Hand tweaking these days can make execution time worser. Compiler may use optimization e.g. for Intel NetBurst. Disassembled code may look illogical for human, but computer executes it faster because it takes into account how many cycles each instruction operates and distributes thema accordingly. It's sad , that gcc is the worst compiler in this (optimization) aspect (probably because it supports so many architectures).

Quote:
Originally Posted by Indienick
Moral of this story: Don't use Java for numerical computation; it's meant for network-based applications, and that's about it.
Indienick, I disagree. Java is good for basic stuff (apps, maths, etc, dunno how you've got 5 minutes ), but really not for networking (I mean working with hardware, not only with provided libs). Not a good example, but still: traffic controlling & malformed packets.

Last edited by Alien_Hominid; 10-08-2007 at 05:02 PM.
 
Old 10-08-2007, 05:59 PM   #8
andrews-mark
Member
 
Registered: Feb 2007
Location: London
Distribution: debian
Posts: 108

Original Poster
Rep: Reputation: 15
many thanks for all the discussion. It has been very informative to me.

It seems that as a general conclusion there is no "one true way" even for some specific programming problem like numerical computing. That makes sense and it is good to hear.

Even if I never use it extensively, I think I will try to learn some fortran. After that I might even try to learn lisp

-mark
 
Old 10-09-2007, 07:30 AM   #9
indienick
Senior Member
 
Registered: Dec 2005
Location: London, ON, Canada
Distribution: Arch, Ubuntu, Slackware, OpenBSD, FreeBSD
Posts: 1,853

Rep: Reputation: 65
Hee hee! Welcome to the dark side, we have cookies!
 
  


Reply

Tags
fortran


Thread Tools Search this Thread
Search this Thread:

Advanced Search

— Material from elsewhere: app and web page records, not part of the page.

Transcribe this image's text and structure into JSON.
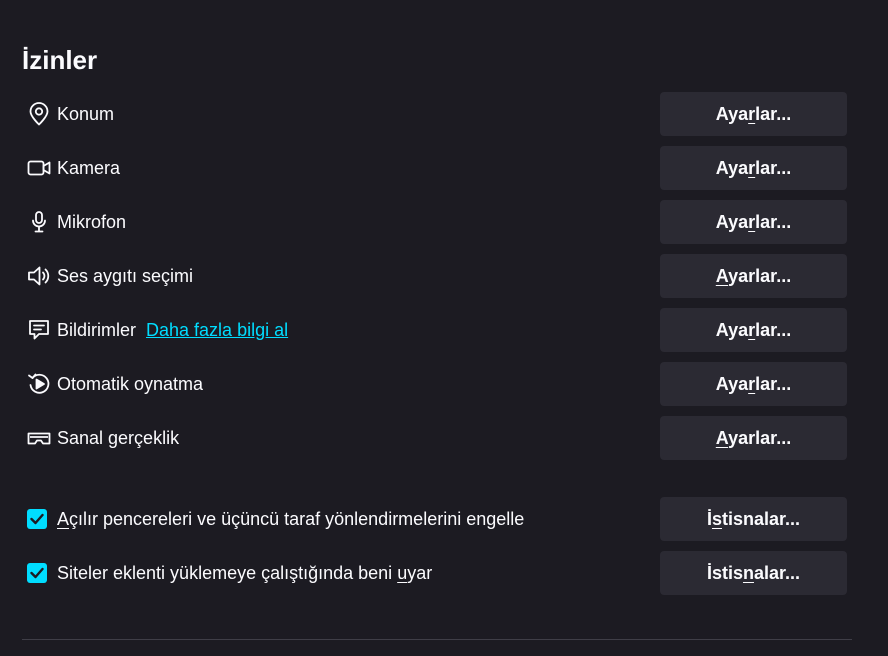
{
  "section": {
    "title": "İzinler"
  },
  "permissions": [
    {
      "id": "location",
      "icon": "location-pin-icon",
      "label": "Konum",
      "button": {
        "before": "Aya",
        "accesskey": "r",
        "after": "lar..."
      }
    },
    {
      "id": "camera",
      "icon": "camera-icon",
      "label": "Kamera",
      "button": {
        "before": "Aya",
        "accesskey": "r",
        "after": "lar..."
      }
    },
    {
      "id": "microphone",
      "icon": "microphone-icon",
      "label": "Mikrofon",
      "button": {
        "before": "Aya",
        "accesskey": "r",
        "after": "lar..."
      }
    },
    {
      "id": "speaker",
      "icon": "speaker-icon",
      "label": "Ses aygıtı seçimi",
      "button": {
        "before": "",
        "accesskey": "A",
        "after": "yarlar..."
      }
    },
    {
      "id": "notifications",
      "icon": "notification-message-icon",
      "label": "Bildirimler",
      "link": "Daha fazla bilgi al",
      "button": {
        "before": "Aya",
        "accesskey": "r",
        "after": "lar..."
      }
    },
    {
      "id": "autoplay",
      "icon": "autoplay-icon",
      "label": "Otomatik oynatma",
      "button": {
        "before": "Aya",
        "accesskey": "r",
        "after": "lar..."
      }
    },
    {
      "id": "vr",
      "icon": "vr-headset-icon",
      "label": "Sanal gerçeklik",
      "button": {
        "before": "",
        "accesskey": "A",
        "after": "yarlar..."
      }
    }
  ],
  "checkboxes": [
    {
      "id": "block-popups",
      "checked": true,
      "label": {
        "before": "",
        "accesskey": "A",
        "after": "çılır pencereleri ve üçüncü taraf yönlendirmelerini engelle"
      },
      "button": {
        "before": "İ",
        "accesskey": "s",
        "after": "tisnalar..."
      }
    },
    {
      "id": "warn-addon-install",
      "checked": true,
      "label": {
        "before": "Siteler eklenti yüklemeye çalıştığında beni ",
        "accesskey": "u",
        "after": "yar"
      },
      "button": {
        "before": "İstis",
        "accesskey": "n",
        "after": "alar..."
      }
    }
  ],
  "colors": {
    "background": "#1c1b22",
    "button": "#2b2a33",
    "accent": "#00ddff",
    "text": "#fbfbfe"
  }
}
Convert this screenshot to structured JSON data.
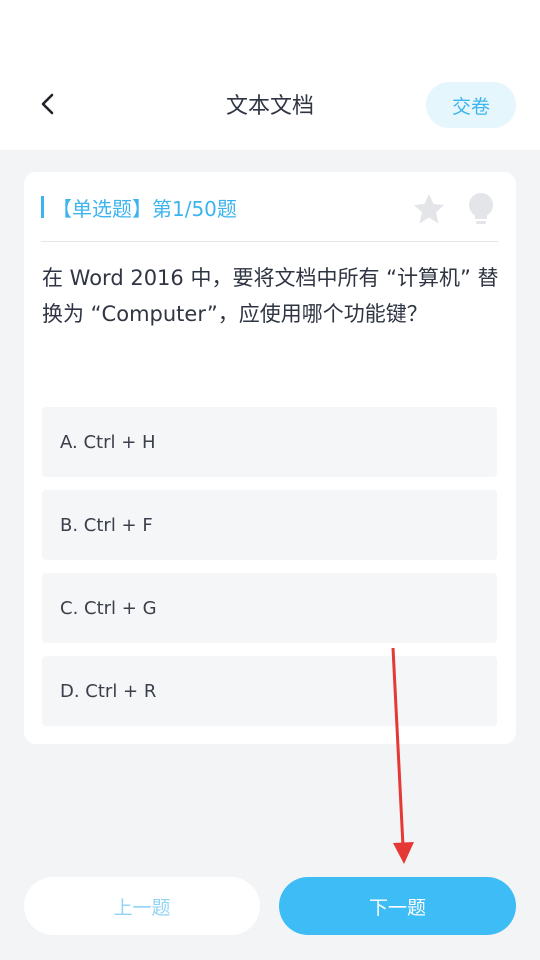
{
  "header": {
    "title": "文本文档",
    "submit_label": "交卷"
  },
  "question": {
    "type_label": "【单选题】第1/50题",
    "text": "在 Word 2016 中，要将文档中所有 “计算机” 替换为 “Computer”，应使用哪个功能键？",
    "options": [
      {
        "label": "A. Ctrl + H"
      },
      {
        "label": "B. Ctrl + F"
      },
      {
        "label": "C. Ctrl + G"
      },
      {
        "label": "D. Ctrl + R"
      }
    ]
  },
  "footer": {
    "prev_label": "上一题",
    "next_label": "下一题"
  },
  "icons": {
    "back": "chevron-left-icon",
    "favorite": "star-icon",
    "hint": "lightbulb-icon",
    "annotation": "red-arrow"
  },
  "colors": {
    "accent": "#3db4ee",
    "next_button": "#3dbcf5",
    "annotation_arrow": "#e53935"
  }
}
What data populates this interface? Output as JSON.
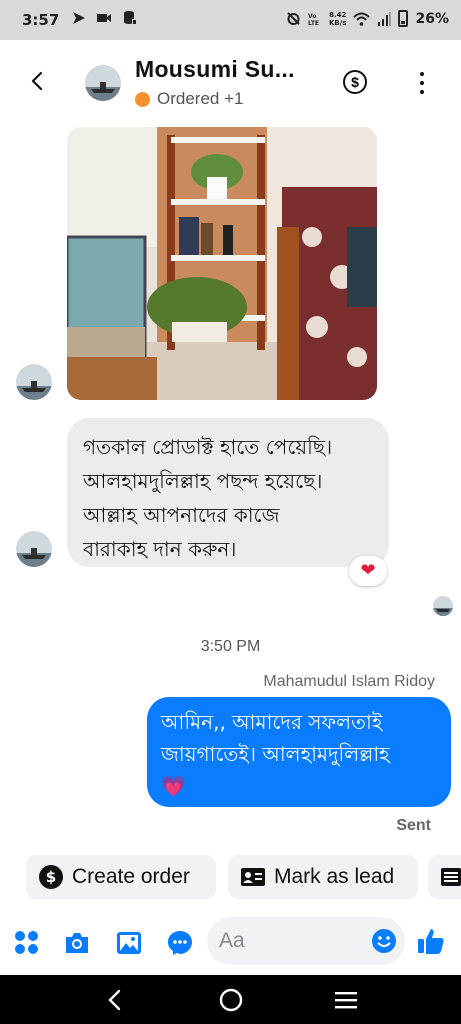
{
  "status_bar": {
    "time": "3:57",
    "net_speed_value": "8.42",
    "net_speed_unit": "KB/s",
    "battery": "26%"
  },
  "header": {
    "contact_name": "Mousumi Su...",
    "status_text": "Ordered +1",
    "status_color": "#f5922e"
  },
  "messages": {
    "incoming_text_lines": [
      "গতকাল প্রোডাক্ট হাতে পেয়েছি।",
      "আলহামদুলিল্লাহ পছন্দ হয়েছে।",
      "আল্লাহ আপনাদের কাজে",
      "বারাকাহ দান করুন।"
    ],
    "reaction": "❤",
    "timestamp": "3:50 PM",
    "outgoing_sender": "Mahamudul Islam Ridoy",
    "outgoing_text_lines": [
      "আমিন,, আমাদের সফলতাই",
      "জায়গাতেই। আলহামদুলিল্লাহ",
      "💗"
    ],
    "delivery_status": "Sent"
  },
  "actions": {
    "create_order": "Create order",
    "mark_as_lead": "Mark as lead"
  },
  "composer": {
    "placeholder": "Aa"
  },
  "colors": {
    "accent": "#0a7cff",
    "incoming_bubble": "#ececec"
  },
  "icons": [
    "back-icon",
    "dollar-icon",
    "kebab-icon",
    "apps-icon",
    "camera-icon",
    "gallery-icon",
    "messenger-icon",
    "emoji-icon",
    "like-icon"
  ]
}
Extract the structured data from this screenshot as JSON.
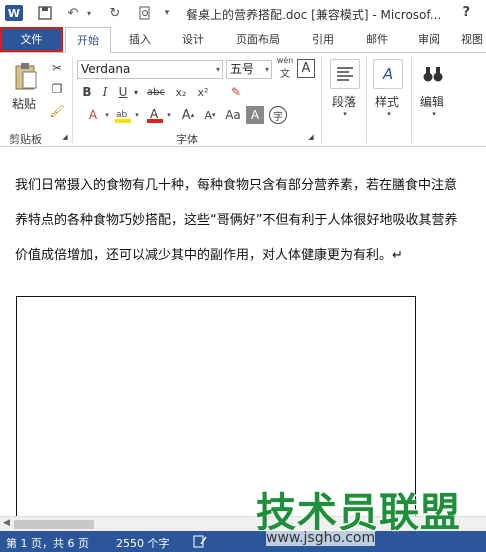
{
  "window": {
    "title": "餐桌上的营养搭配.doc [兼容模式] - Microsof...",
    "help": "?"
  },
  "tabs": [
    {
      "label": "文件"
    },
    {
      "label": "开始"
    },
    {
      "label": "插入"
    },
    {
      "label": "设计"
    },
    {
      "label": "页面布局"
    },
    {
      "label": "引用"
    },
    {
      "label": "邮件"
    },
    {
      "label": "审阅"
    },
    {
      "label": "视图"
    }
  ],
  "ribbon": {
    "paste_label": "粘贴",
    "clipboard_group": "剪贴板",
    "font_name": "Verdana",
    "font_size": "五号",
    "wen": "wén",
    "font_group": "字体",
    "paragraph_label": "段落",
    "styles_label": "样式",
    "editing_label": "编辑"
  },
  "document": {
    "lines": [
      "我们日常摄入的食物有几十种，每种食物只含有部分营养素，若在膳食中注意",
      "养特点的各种食物巧妙搭配，这些“哥俩好”不但有利于人体很好地吸收其营养",
      "价值成倍增加，还可以减少其中的副作用，对人体健康更为有利。↵"
    ]
  },
  "status": {
    "page": "第 1 页，共 6 页",
    "words": "2550 个字"
  },
  "watermark": {
    "text": "技术员联盟",
    "url": "www.jsgho.com"
  },
  "colors": {
    "brand": "#2b579a",
    "file_tab_outline": "#d31f1f",
    "watermark": "#1f8f3b"
  }
}
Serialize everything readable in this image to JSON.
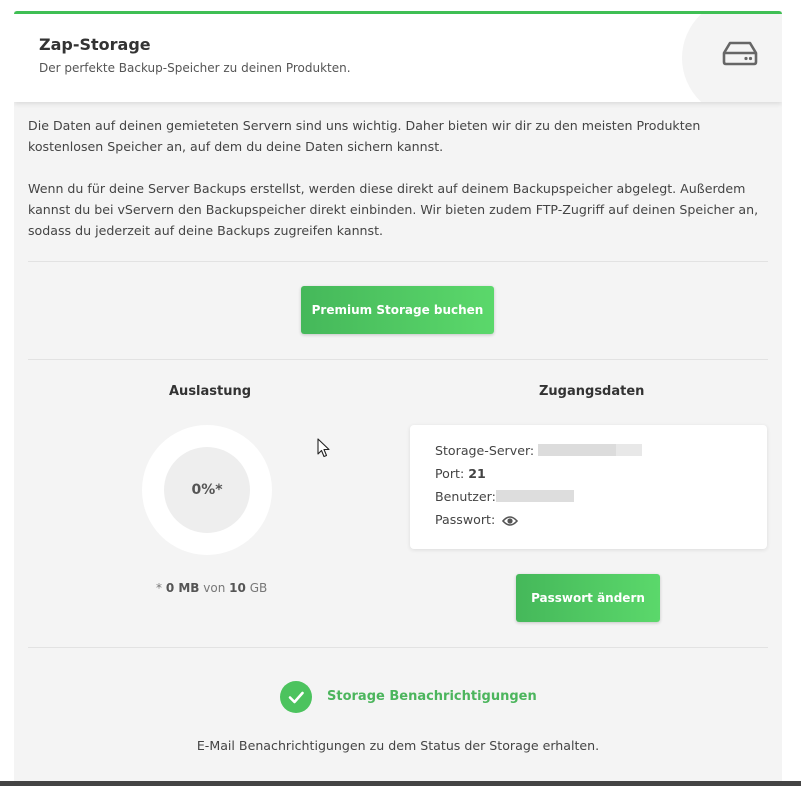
{
  "header": {
    "title": "Zap-Storage",
    "subtitle": "Der perfekte Backup-Speicher zu deinen Produkten.",
    "icon": "hard-drive-icon"
  },
  "intro": {
    "paragraph1": "Die Daten auf deinen gemieteten Servern sind uns wichtig. Daher bieten wir dir zu den meisten Produkten kostenlosen Speicher an, auf dem du deine Daten sichern kannst.",
    "paragraph2": "Wenn du für deine Server Backups erstellst, werden diese direkt auf deinem Backupspeicher abgelegt. Außerdem kannst du bei vServern den Backupspeicher direkt einbinden. Wir bieten zudem FTP-Zugriff auf deinen Speicher an, sodass du jederzeit auf deine Backups zugreifen kannst."
  },
  "premium_button": "Premium Storage buchen",
  "usage": {
    "heading": "Auslastung",
    "percent_label": "0%*",
    "percent_value": 0,
    "note_prefix": "* ",
    "used": "0 MB",
    "of": "von",
    "total": "10",
    "unit": "GB"
  },
  "credentials": {
    "heading": "Zugangsdaten",
    "server_label": "Storage-Server:",
    "port_label": "Port:",
    "port_value": "21",
    "user_label": "Benutzer:",
    "password_label": "Passwort:",
    "change_password_button": "Passwort ändern"
  },
  "notifications": {
    "label": "Storage Benachrichtigungen",
    "description": "E-Mail Benachrichtigungen zu dem Status der Storage erhalten.",
    "enabled": true
  },
  "colors": {
    "accent": "#3fbf54",
    "button_start": "#45b85a",
    "button_end": "#5bd86b"
  }
}
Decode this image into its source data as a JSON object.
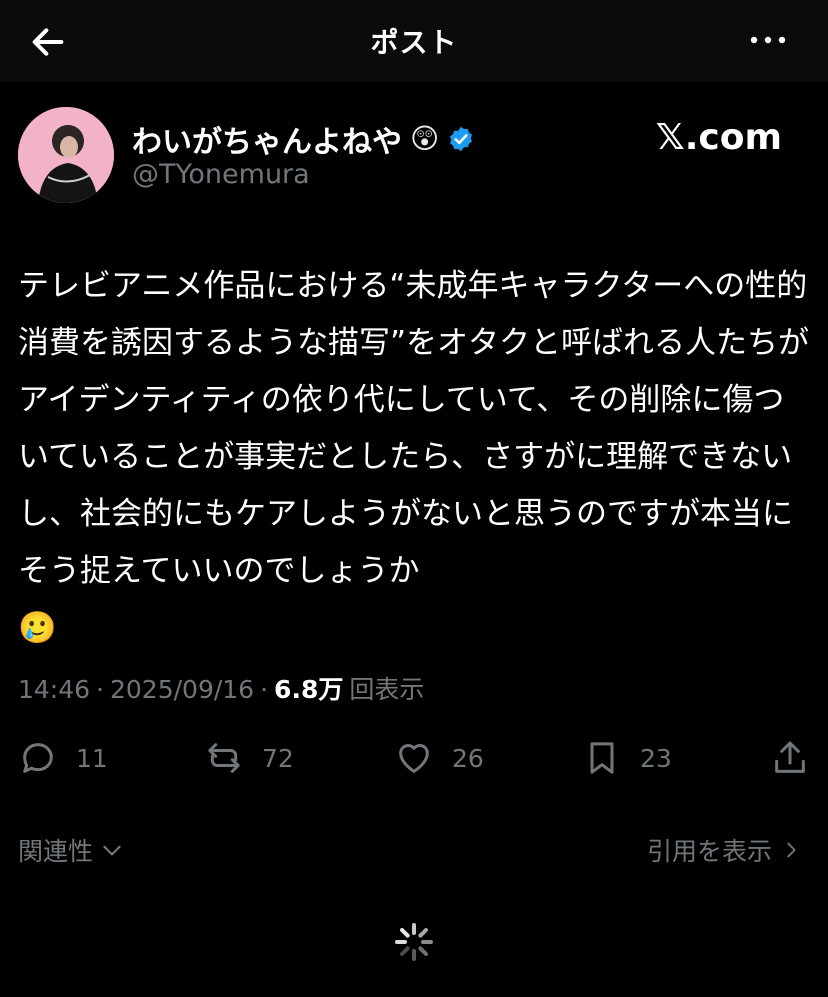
{
  "header": {
    "title": "ポスト",
    "back_icon": "arrow-left-icon",
    "more_icon": "more-horizontal-icon"
  },
  "author": {
    "display_name": "わいがちゃんよねや",
    "name_emoji": "😲",
    "verified_icon": "verified-badge-icon",
    "handle": "@TYonemura",
    "watermark": "𝕏.com"
  },
  "post": {
    "text": "テレビアニメ作品における“未成年キャラクターへの性的消費を誘因するような描写”をオタクと呼ばれる人たちがアイデンティティの依り代にしていて、その削除に傷ついていることが事実だとしたら、さすがに理解できないし、社会的にもケアしようがないと思うのですが本当にそう捉えていいのでしょうか",
    "emoji": "🥲"
  },
  "meta": {
    "time": "14:46",
    "sep1": "·",
    "date": "2025/09/16",
    "sep2": "·",
    "views_count": "6.8万",
    "views_label": "回表示"
  },
  "actions": {
    "reply": {
      "icon": "reply-icon",
      "count": "11"
    },
    "repost": {
      "icon": "repost-icon",
      "count": "72"
    },
    "like": {
      "icon": "heart-icon",
      "count": "26"
    },
    "bookmark": {
      "icon": "bookmark-icon",
      "count": "23"
    },
    "share": {
      "icon": "share-icon"
    }
  },
  "footer": {
    "relevance_label": "関連性",
    "quotes_label": "引用を表示"
  },
  "colors": {
    "background": "#000000",
    "text": "#ffffff",
    "muted": "#71767b",
    "verified": "#1d9bf0"
  }
}
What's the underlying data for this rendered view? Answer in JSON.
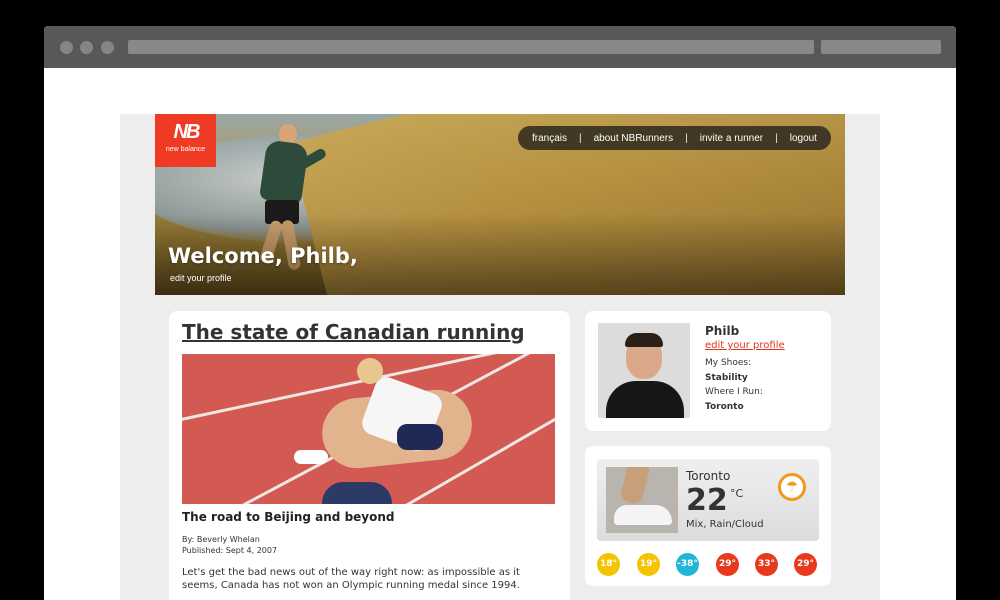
{
  "nav": {
    "items": [
      "français",
      "about NBRunners",
      "invite a runner",
      "logout"
    ],
    "separator": "|"
  },
  "brand": {
    "logo_mark": "NB",
    "logo_text": "new balance",
    "color": "#ef3b24"
  },
  "banner": {
    "welcome": "Welcome, Philb,",
    "edit_profile": "edit your profile"
  },
  "article": {
    "title": "The state of Canadian running",
    "subtitle": "The road to Beijing and beyond",
    "byline": "By: Beverly Whelan",
    "published": "Published: Sept 4, 2007",
    "body": "Let's get the bad news out of the way right now: as impossible as it seems, Canada has not won an Olympic running medal since 1994."
  },
  "profile": {
    "name": "Philb",
    "edit_link": "edit your profile",
    "shoes_label": "My Shoes:",
    "shoes_value": "Stability",
    "run_label": "Where I Run:",
    "run_value": "Toronto"
  },
  "weather": {
    "city": "Toronto",
    "temp": "22",
    "unit": "°C",
    "condition": "Mix, Rain/Cloud",
    "icon": "rain-cloud-icon",
    "forecast": [
      {
        "label": "18°",
        "color": "#f5c400"
      },
      {
        "label": "19°",
        "color": "#f5c400"
      },
      {
        "label": "-38°",
        "color": "#1fb7d8"
      },
      {
        "label": "29°",
        "color": "#e8391c"
      },
      {
        "label": "33°",
        "color": "#e8391c"
      },
      {
        "label": "29°",
        "color": "#e8391c"
      }
    ]
  }
}
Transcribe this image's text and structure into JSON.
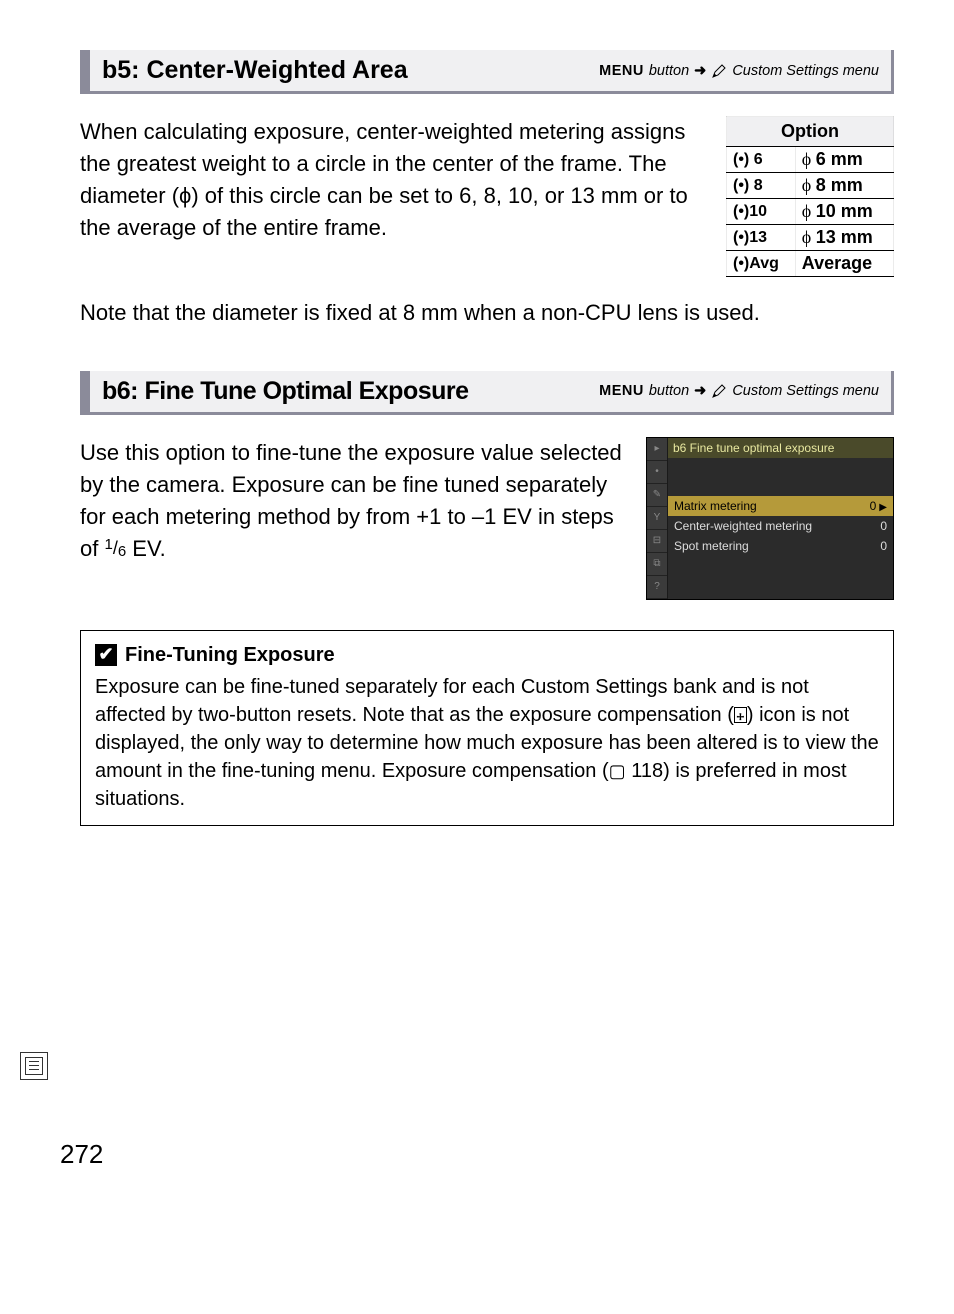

Posting Rules
You may not post new threads
You may not post replies
You may not post attachments
You may not edit your posts

BB code is On
Smilies are On
[IMG] code is Off
HTML code is Off


Similar Threads
Thread Thread Starter Forum Replies Last Post
Fortran 77: is it worth getting into it? frankie_DJ Programming 8 02-03-2006 11:02 AM
Python - worth learning? vharishankar Programming 39 07-08-2005 02:38 AM
Is Visual Basic worth learning? titanium_geek Programming 20 07-07-2005 09:58 AM
Is it really worth learning vi at this point? Tyir Linux - General 8 02-24-2004 12:51 AM
Is scripting worth learning ChimpFace9000 Linux - General 3 07-05-2001 04:02 AM


All times are GMT -5. The time now is 06:33 AM.

Main Menu
My LQ
Write for LQ
LinuxQuestions.org is looking for people interested in writing Editorials, Articles, Reviews, and more. If you'd like to contribute content, let us know.
Main Menu
Syndicate
RSS1  Latest Threads
RSS1  LQ News
Twitter: @linuxquestions
identi.ca: @linuxquestions
Facebook: linuxquestions Google+: linuxquestions
Open Source Consulting | Domain Registration